Mental Health – time for change?

Posted: 6th February 2017

High achiever, perfectionist, academic, all-rounder…

These labels are the sort of words girls (and boys) across the country might be hearing as praise from their parents, teachers, siblings and peers. Wonderful to hear, you might think, but actually many students perceive these words of intended praise as pressure to perform.

Sometimes during adolescence, girls will probably say that they are “stressed”.  For some it will be a word they use fairly freely and in essence they may be stressed for a short period of time, but they will be able to manage this themselves.  For others the internal feelings this word “stressed” brings to them might mean, anxiety, depression, and feelings of low self-worth, low self-esteem and low self-confidence and withdrawn from society which in turn might lead to unhealthy coping strategies such as self-harm, eating disorders, etc.  Is it that nowadays there are more mental health issues around or that we are more open and frank and more able/equipped to talk about these issues?

Boys do experience some of these issues but the data is not so available for boys/men as there appears to be a stigma attached to the fact that as a man you do not talk about your feelings, and thus this has had a negative effect on the wellbeing of men, incredibly 74% of all suicides in 2014 where male.
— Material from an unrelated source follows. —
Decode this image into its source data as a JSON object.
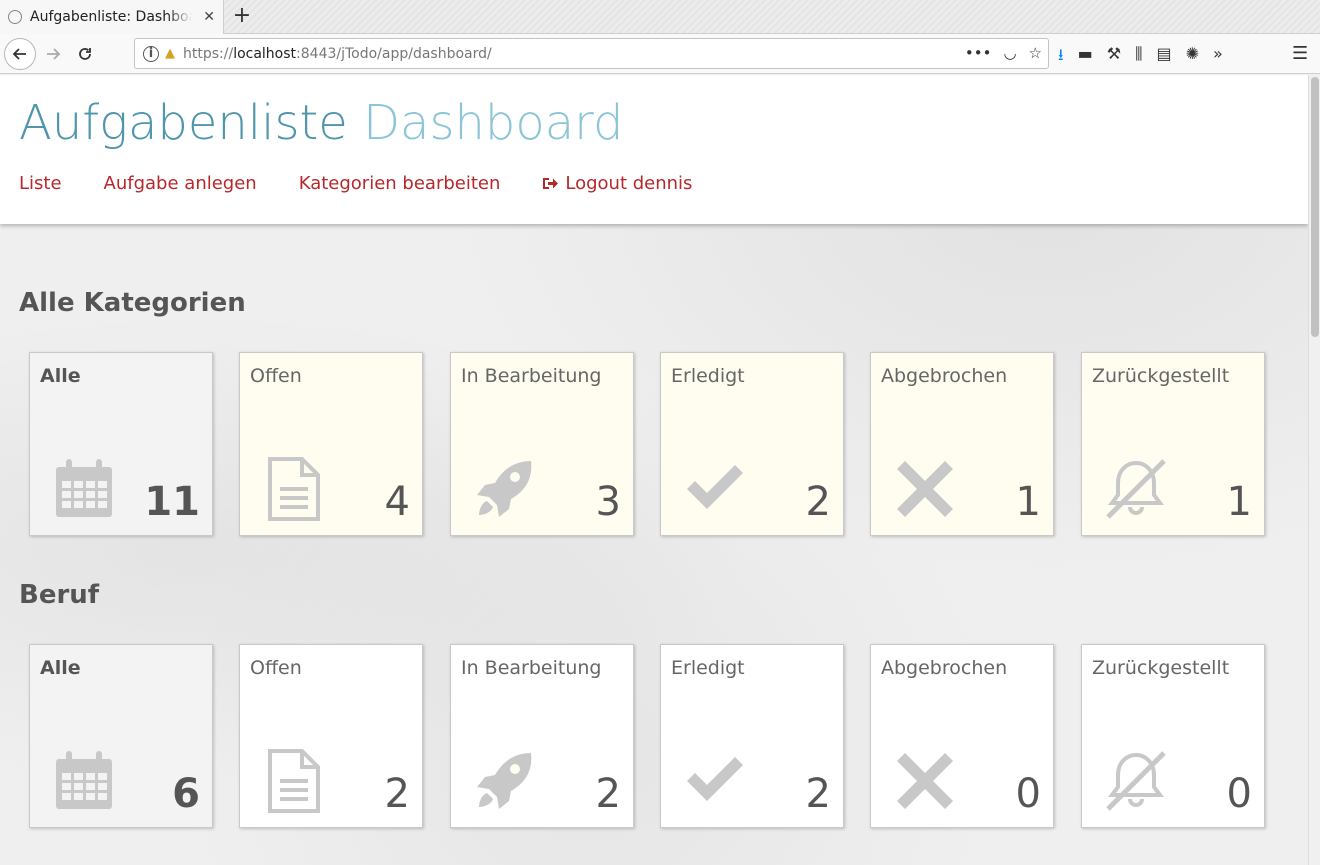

Statistics are now worrying for children and young people; 1 in 4 people in the UK will experience a mental health problem each year.  In respect of young people, 3 children in every classroom have a mental health disorder.  So what’s to blame?  There are many aspects of today’s society which can be “bad news” for children and young peoples’ mental health.  They have to grow and develop in an ever-changing world; social media, living up to siblings/peers, conforming to what society expects, facing numerous challenges and pressures in their young lives.  These can include family breakdown, money issues, sibling pressures, 24 hour social media interaction and access to the internet, body image concerns, bullying including cyber bullying, materialism and the need to “keep up with the Jones’” and sexual pressures, to name but just a few.

Social media is a real concern.  The amount of time young people spend on social media; the “instant” reaction they can have to a comment, post, photograph, the content of what can be shared; the selfie craze and so on and the concern that they may be measuring themselves against how may ‘likes’ they are getting?  Girls are under pressure from boys to sext; send pictures, the idea of ‘nudes for nudes’ – the boys send a topless picture and in turn the girls do.  They want to be accepted by boys so then they fall into this snapchat hole; but, once it’s gone they can’t get it back.  Their reputation damaged, their privacy violated, all for social acceptance?

It saddens me that children and young people are facing such difficult times ahead?  What ever happened to the simple pleasures of just hanging out with friends without feeling like it was a competition?  The other elements of this, though, is that Child and Mental Health Services are struggling to cope with the number of referrals; so where do we go from here?  We need to teach children at a young age to try to cope with their pressures and equip them with emotional resilience in order to have the “bounce back” trait!  Without sounding like the BT advert it really is “good to talk” and the more opportunity we give our young people to talk, give them the vocabulary to enable them to talk, to be emotionally literate to really explain how they feel and what lead them to feel that way, the more able they are to bounce back.  Subjects such as PSHE can be the vehicle needed for us to get students to talk openly without the fear or shame of what’s happening to them or worrying about what are they are going through.

I wish I could get rid of the stigma which goes with mental health disorders, and strive for equality with regards for young people’s wellbeing.  We almost need to “Go Crazy” for mental health as this is something which we, in schools, will continue to experience. There is a significant shift and change in this area.

At Burgess Hill Girls, we are committed to supporting both the girls and their families.  This is a real team approach.  If parents find themselves in a position where their daughter is struggling with a mental health issue we all work in partnership, in order to offer and source the best help possible.  We have strong links with Beacon House in Haywards Heath and have also had a whole school wellbeing day to kick off this academic year.  Our regular parenting seminars enabling and giving parents the tools in order to support their daughter’s emotional wellbeing.  We all work together.

By Miss Nicola Donson, Assistant Head